REQUIRED WORK » Find the word "Rules" in the listing. Copy out each line where it occurs.

RECORDS FOR THE EXERCISE »
== Segment start ==

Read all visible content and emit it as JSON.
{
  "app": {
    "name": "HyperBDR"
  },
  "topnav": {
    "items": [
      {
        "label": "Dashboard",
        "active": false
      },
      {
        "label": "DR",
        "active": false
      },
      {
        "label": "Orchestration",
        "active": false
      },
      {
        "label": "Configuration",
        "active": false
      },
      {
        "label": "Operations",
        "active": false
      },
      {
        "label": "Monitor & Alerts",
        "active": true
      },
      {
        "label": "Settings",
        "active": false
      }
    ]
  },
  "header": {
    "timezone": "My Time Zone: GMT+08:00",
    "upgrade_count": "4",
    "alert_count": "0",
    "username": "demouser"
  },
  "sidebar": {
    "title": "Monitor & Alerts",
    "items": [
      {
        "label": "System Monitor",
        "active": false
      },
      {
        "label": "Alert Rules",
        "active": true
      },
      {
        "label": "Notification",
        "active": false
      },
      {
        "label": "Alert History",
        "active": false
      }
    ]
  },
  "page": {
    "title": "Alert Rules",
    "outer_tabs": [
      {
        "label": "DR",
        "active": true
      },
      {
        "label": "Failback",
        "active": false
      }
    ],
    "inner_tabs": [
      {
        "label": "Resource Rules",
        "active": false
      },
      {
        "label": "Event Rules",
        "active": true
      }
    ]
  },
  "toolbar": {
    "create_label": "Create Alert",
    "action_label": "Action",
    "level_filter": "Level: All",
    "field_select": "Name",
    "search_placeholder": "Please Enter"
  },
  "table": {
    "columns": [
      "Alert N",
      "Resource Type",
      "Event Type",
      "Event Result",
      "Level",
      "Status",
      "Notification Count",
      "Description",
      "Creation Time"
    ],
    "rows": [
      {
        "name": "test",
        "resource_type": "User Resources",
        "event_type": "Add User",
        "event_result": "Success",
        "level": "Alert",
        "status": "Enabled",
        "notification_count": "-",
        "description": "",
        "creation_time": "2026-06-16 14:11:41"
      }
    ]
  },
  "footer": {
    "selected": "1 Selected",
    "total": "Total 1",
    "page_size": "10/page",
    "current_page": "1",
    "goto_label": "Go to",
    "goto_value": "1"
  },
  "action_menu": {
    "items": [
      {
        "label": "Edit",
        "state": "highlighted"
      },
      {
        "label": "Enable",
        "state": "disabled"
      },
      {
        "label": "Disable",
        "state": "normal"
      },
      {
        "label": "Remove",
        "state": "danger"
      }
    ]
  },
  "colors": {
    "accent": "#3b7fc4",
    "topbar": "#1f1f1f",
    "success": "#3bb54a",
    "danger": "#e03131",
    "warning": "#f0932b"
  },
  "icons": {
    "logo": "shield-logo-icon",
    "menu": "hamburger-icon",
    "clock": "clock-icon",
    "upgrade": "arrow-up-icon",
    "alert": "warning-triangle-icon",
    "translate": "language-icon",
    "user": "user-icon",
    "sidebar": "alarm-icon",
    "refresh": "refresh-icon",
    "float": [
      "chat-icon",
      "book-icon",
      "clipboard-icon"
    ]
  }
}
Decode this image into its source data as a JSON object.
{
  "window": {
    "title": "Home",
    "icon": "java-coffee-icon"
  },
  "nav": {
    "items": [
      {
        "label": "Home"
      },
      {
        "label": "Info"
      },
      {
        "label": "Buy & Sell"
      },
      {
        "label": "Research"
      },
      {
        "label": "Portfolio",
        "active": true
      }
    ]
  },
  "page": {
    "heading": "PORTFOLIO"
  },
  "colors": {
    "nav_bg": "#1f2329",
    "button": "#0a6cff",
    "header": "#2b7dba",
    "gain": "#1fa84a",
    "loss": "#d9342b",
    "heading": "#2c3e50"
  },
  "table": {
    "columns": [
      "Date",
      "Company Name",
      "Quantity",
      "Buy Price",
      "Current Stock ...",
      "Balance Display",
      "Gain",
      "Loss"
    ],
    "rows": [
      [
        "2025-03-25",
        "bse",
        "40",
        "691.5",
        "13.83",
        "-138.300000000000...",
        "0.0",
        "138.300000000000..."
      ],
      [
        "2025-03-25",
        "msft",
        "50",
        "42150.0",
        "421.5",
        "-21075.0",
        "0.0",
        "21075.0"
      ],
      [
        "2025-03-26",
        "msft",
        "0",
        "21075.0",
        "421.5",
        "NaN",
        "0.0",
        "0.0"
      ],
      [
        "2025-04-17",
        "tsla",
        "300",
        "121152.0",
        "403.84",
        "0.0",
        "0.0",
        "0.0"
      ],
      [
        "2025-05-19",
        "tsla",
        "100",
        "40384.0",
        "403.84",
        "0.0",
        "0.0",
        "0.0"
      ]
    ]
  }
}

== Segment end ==

ANSWER TO THIS EXERCISE »
        "label": "Alert Rules",
    "title": "Alert Rules",
        "label": "Resource Rules",
        "label": "Event Rules",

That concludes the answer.